Tell us some more about the technical aspects of the product?
Rapha lists these key features:
Compressive yet comfortable race bib shorts made for extended high-tempo rides
Highly breathable woven fabric draws sweat from the skin 2x faster for reliable temperature control
Engineered 7-panel construction saves on bulk – 20% lighter than Pro Team Bibs
Compressive weave optimises muscle support to aid with rapid recovery
Race-ready chamois pad with multiple layers of higher-density foam for optimal support
Laser-cut, ergonomic bib straps with bonded edges for pressure-dispersed support over the shoulder
No regular leg gripper – integrated, elasticated yarns woven into the fabric provide a stable fit
Very well made – strong stitching, impressive and innovative fabric, and few seams to cause issues.
Comfortable, compressing, and the best wicking I have come across in a pair of bib shorts.
My current set of Pro Team bib shorts have lasted for five years and are still going strong; I don't see anything about these that suggests they wouldn't last just as well.
The compressive qualities of the fabric mean that these sit very comfortably against the skin and create an impressive close fit without any real signs of creasing.
The large I tested fitted as I would expect.
179g is impressive, although Castelli's Premio Black hit the scales at 154g. Let's be honest, though, a 25g difference is the equivalent of having a gel in your pocket or not.
Supremely comfortable – the chamois is excellent, the fit is exceptional, and the wicking for hot weather riding is unrivalled.
The one downside – they are not just very expensive, they are the most expensive bib shorts we have ever reviewed on the site.
How easy is the product to care for? How did it respond to being washed?
You can just chuck them in the washing machine at 30 degrees and line dry.
Tell us how the product performed overall when used for its designed purpose
Very, very well. They are incredibly comfortable for long rides in a multitude of conditions and really show their class when the temperature rises.

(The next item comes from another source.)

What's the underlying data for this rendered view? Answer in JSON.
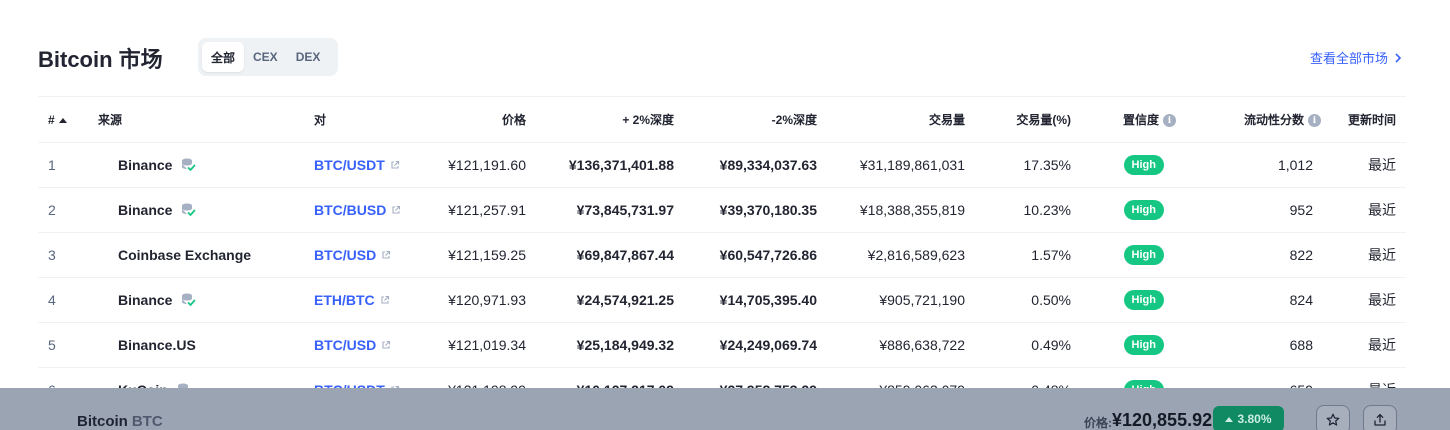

Tell us what you particularly liked about the product
The fit, not only the compression but also the way you can almost feel them adapting to your body.
Tell us what you particularly disliked about the product
How does the price compare to that of similar products in the market, including ones recently tested on road.cc?
At £300, these are the most expensive bib shorts we have ever reviewed on road.cc.
Castelli's Premio Blacks are £250, while the MAAP Pro Bib 2.0s are £260.
Looking beyond those we've tested, Assos' range-topping Mille GTO Bib Shorts C2 are cheaper, coming in at £265, though Poc's Raceday Bibshorts are £320.
Did you enjoy using the product? Yes
Would you consider buying the product? Yes, if my bank manager allowed it.
Would you recommend the product to a friend? Yes
Use this box to explain your overall score
A truly exceptional pair of bib shorts that are comfortable, high performance, and fit superbly.
About the tester
I usually ride: CAAD13 My best bike is: Cannondale Supersix Evo
I've been riding for: 10-20 years I ride: Every day I would class myself as: Expert
I regularly do the following types of riding: commuting, club rides, sportives, general fitness riding, fixed/singlespeed,
George is the host of the road.cc podcast and has been writing for road.cc since 2014. He has reviewed everything from a saddle with a shark fin through to a set of glasses with a HUD and everything in between.
Although, ironically, spending more time writing and talking about cycling than on the bike nowadays, he still manages to do a couple of decent rides every week on his ever changing number of bikes.